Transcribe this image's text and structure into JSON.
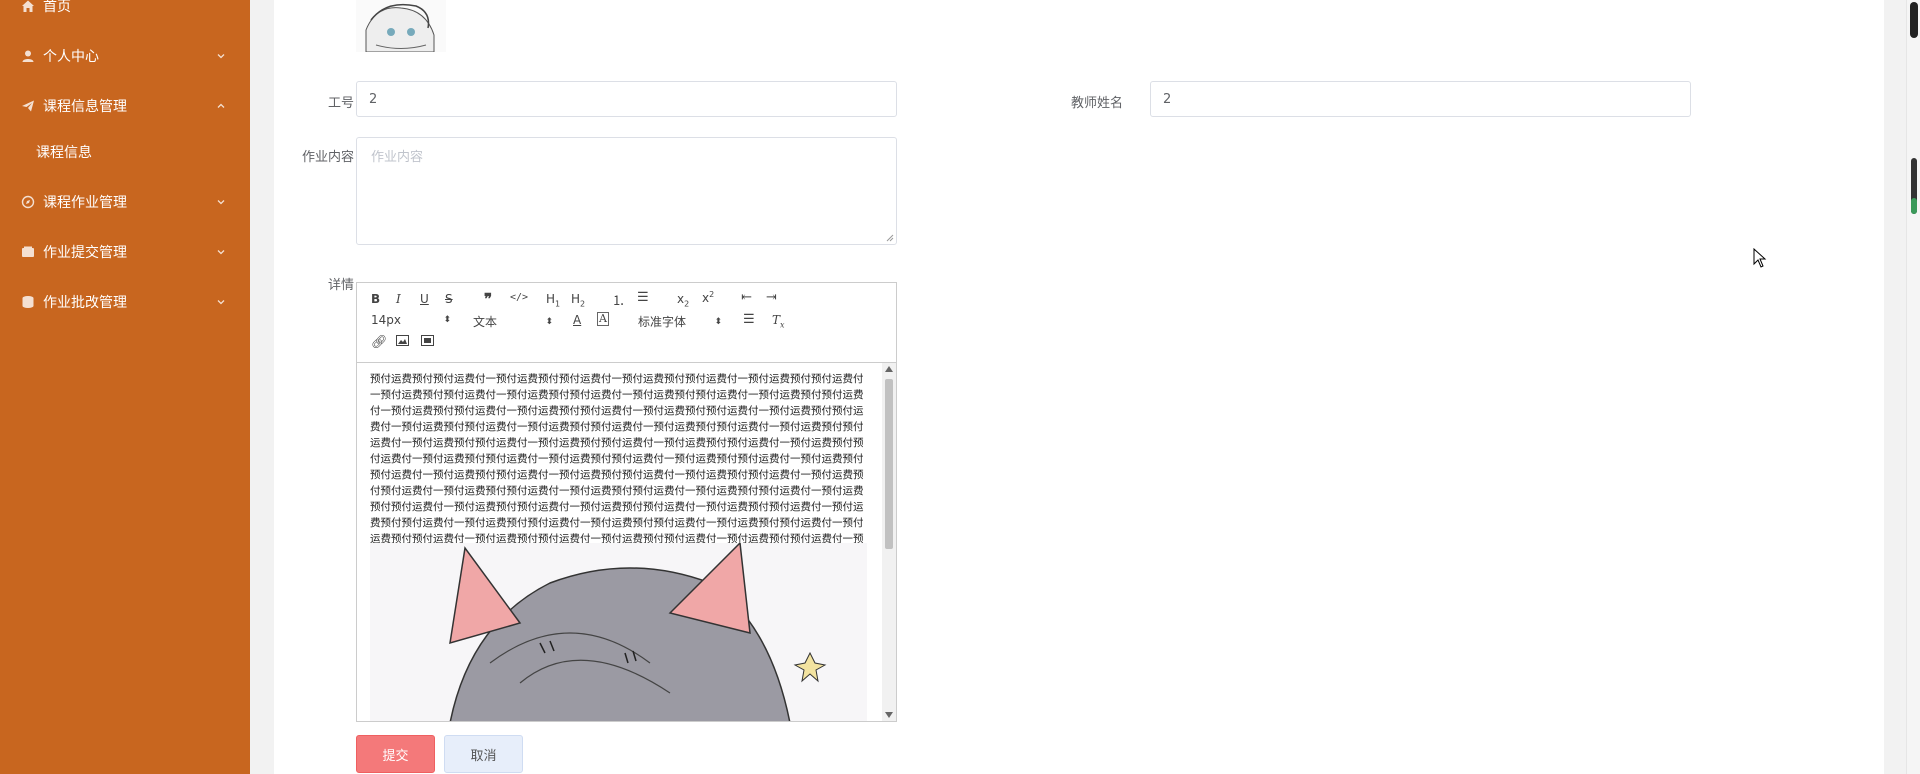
{
  "sidebar": {
    "items": [
      {
        "label": "首页"
      },
      {
        "label": "个人中心"
      },
      {
        "label": "课程信息管理"
      },
      {
        "label": "课程作业管理"
      },
      {
        "label": "作业提交管理"
      },
      {
        "label": "作业批改管理"
      }
    ],
    "subitems": [
      {
        "label": "课程信息"
      }
    ]
  },
  "form": {
    "teacher_id_label": "工号",
    "teacher_id_value": "2",
    "teacher_name_label": "教师姓名",
    "teacher_name_value": "2",
    "homework_label": "作业内容",
    "homework_placeholder": "作业内容",
    "detail_label": "详情"
  },
  "editor": {
    "font_size": "14px",
    "block_type": "文本",
    "font_family": "标准字体",
    "content_text": "预付运费预付预付运费付一预付运费预付预付运费付一预付运费预付预付运费付一预付运费预付预付运费付一预付运费预付预付运费付一预付运费预付预付运费付一预付运费预付预付运费付一预付运费预付预付运费付一预付运费预付预付运费付一预付运费预付预付运费付一预付运费预付预付运费付一预付运费预付预付运费付一预付运费预付预付运费付一预付运费预付预付运费付一预付运费预付预付运费付一预付运费预付预付运费付一预付运费预付预付运费付一预付运费预付预付运费付一预付运费预付预付运费付一预付运费预付预付运费付一预付运费预付预付运费付一预付运费预付预付运费付一预付运费预付预付运费付一预付运费预付预付运费付一预付运费预付预付运费付一预付运费预付预付运费付一预付运费预付预付运费付一预付运费预付预付运费付一预付运费预付预付运费付一预付运费预付预付运费付一预付运费预付预付运费付一预付运费预付预付运费付一预付运费预付预付运费付一预付运费预付预付运费付一预付运费预付预付运费付一预付运费预付预付运费付一预付运费预付预付运费付一预付运费预付预付运费付一预付运费预付预付运费付一预付运费预付预付运费付一预付运费预付预付运费付一预付运费预付预付运费付一预付运费预付预付运费付一预付运费预付预付运费付一预付运费预付预付运费付一预付运费预付预付运费付一预付运费预付预付运费付一预付运费预付预付运费付一预付运费预付预付运费付一预付运费预付预付运费付一预付运费预付预付运费付一预付运费预付预付运费付一预付运费预付预付运费付一预付运费预付预付运费付一"
  },
  "buttons": {
    "submit": "提交",
    "cancel": "取消"
  },
  "colors": {
    "sidebar": "#c8661f",
    "submit": "#f4797a",
    "cancel": "#e7eefa"
  }
}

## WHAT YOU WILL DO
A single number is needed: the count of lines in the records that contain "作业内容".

## THE COMPLETED TASK
2